Extracted data entries:

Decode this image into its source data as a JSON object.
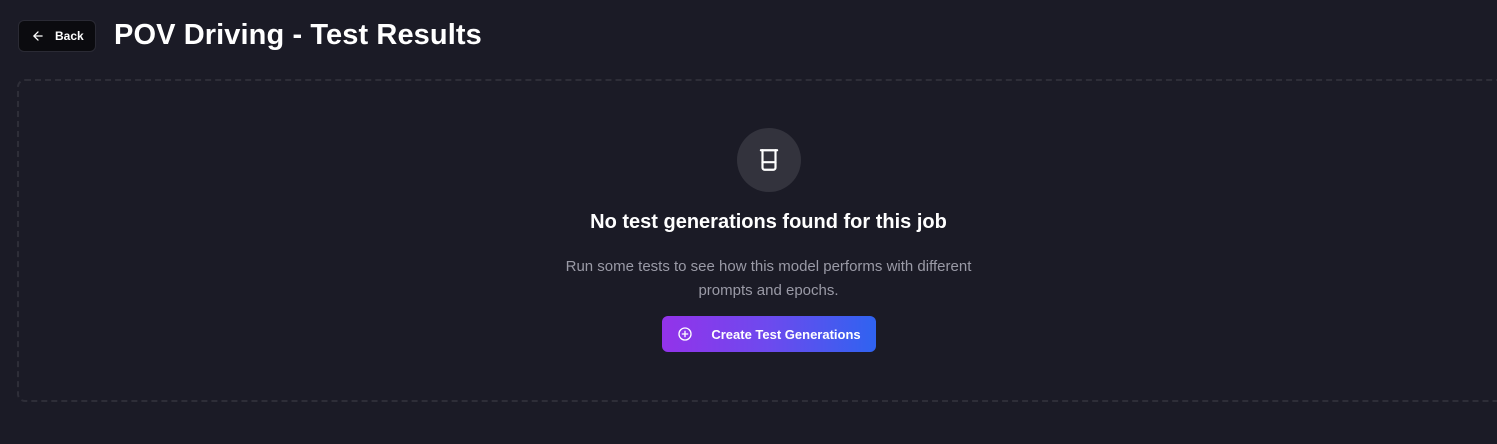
{
  "header": {
    "back_label": "Back",
    "back_icon": "arrow-left-icon",
    "title": "POV Driving - Test Results"
  },
  "empty_state": {
    "icon": "beaker-icon",
    "title": "No test generations found for this job",
    "description_line1": "Run some tests to see how this model performs with different",
    "description_line2": "prompts and epochs.",
    "button_label": "Create Test Generations",
    "button_icon": "plus-circle-icon"
  },
  "colors": {
    "background": "#1b1b26",
    "button_gradient_start": "#9333ea",
    "button_gradient_end": "#2f63f0"
  }
}
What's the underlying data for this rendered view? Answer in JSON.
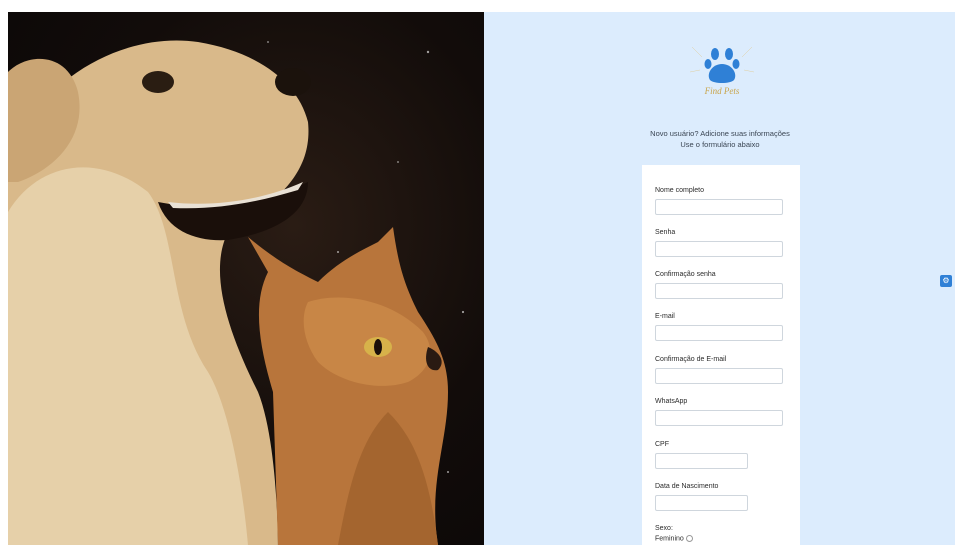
{
  "intro": {
    "line1": "Novo usuário? Adicione suas informações",
    "line2": "Use o formulário abaixo"
  },
  "logo": {
    "text": "Find Pets"
  },
  "form": {
    "fields": [
      {
        "label": "Nome completo",
        "value": ""
      },
      {
        "label": "Senha",
        "value": ""
      },
      {
        "label": "Confirmação senha",
        "value": ""
      },
      {
        "label": "E-mail",
        "value": ""
      },
      {
        "label": "Confirmação de E-mail",
        "value": ""
      },
      {
        "label": "WhatsApp",
        "value": ""
      },
      {
        "label": "CPF",
        "value": ""
      },
      {
        "label": "Data de Nascimento",
        "value": ""
      }
    ],
    "sexo_label": "Sexo:",
    "feminino_label": "Feminino"
  },
  "icons": {
    "side_button": "gear-icon",
    "logo": "paw-icon"
  }
}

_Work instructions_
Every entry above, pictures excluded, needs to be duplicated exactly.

_Output below_
Decode this image into its source data as a JSON object.
{
  "header": {
    "back_label": "Back",
    "back_icon": "arrow-left-icon",
    "title": "POV Driving - Test Results"
  },
  "empty_state": {
    "icon": "beaker-icon",
    "title": "No test generations found for this job",
    "description_line1": "Run some tests to see how this model performs with different",
    "description_line2": "prompts and epochs.",
    "button_label": "Create Test Generations",
    "button_icon": "plus-circle-icon"
  },
  "colors": {
    "background": "#1b1b26",
    "button_gradient_start": "#9333ea",
    "button_gradient_end": "#2f63f0"
  }
}
What's the underlying data for this rendered view? Answer in JSON.
{
  "intro": {
    "line1": "Novo usuário? Adicione suas informações",
    "line2": "Use o formulário abaixo"
  },
  "logo": {
    "text": "Find Pets"
  },
  "form": {
    "fields": [
      {
        "label": "Nome completo",
        "value": ""
      },
      {
        "label": "Senha",
        "value": ""
      },
      {
        "label": "Confirmação senha",
        "value": ""
      },
      {
        "label": "E-mail",
        "value": ""
      },
      {
        "label": "Confirmação de E-mail",
        "value": ""
      },
      {
        "label": "WhatsApp",
        "value": ""
      },
      {
        "label": "CPF",
        "value": ""
      },
      {
        "label": "Data de Nascimento",
        "value": ""
      }
    ],
    "sexo_label": "Sexo:",
    "feminino_label": "Feminino"
  },
  "icons": {
    "side_button": "gear-icon",
    "logo": "paw-icon"
  }
}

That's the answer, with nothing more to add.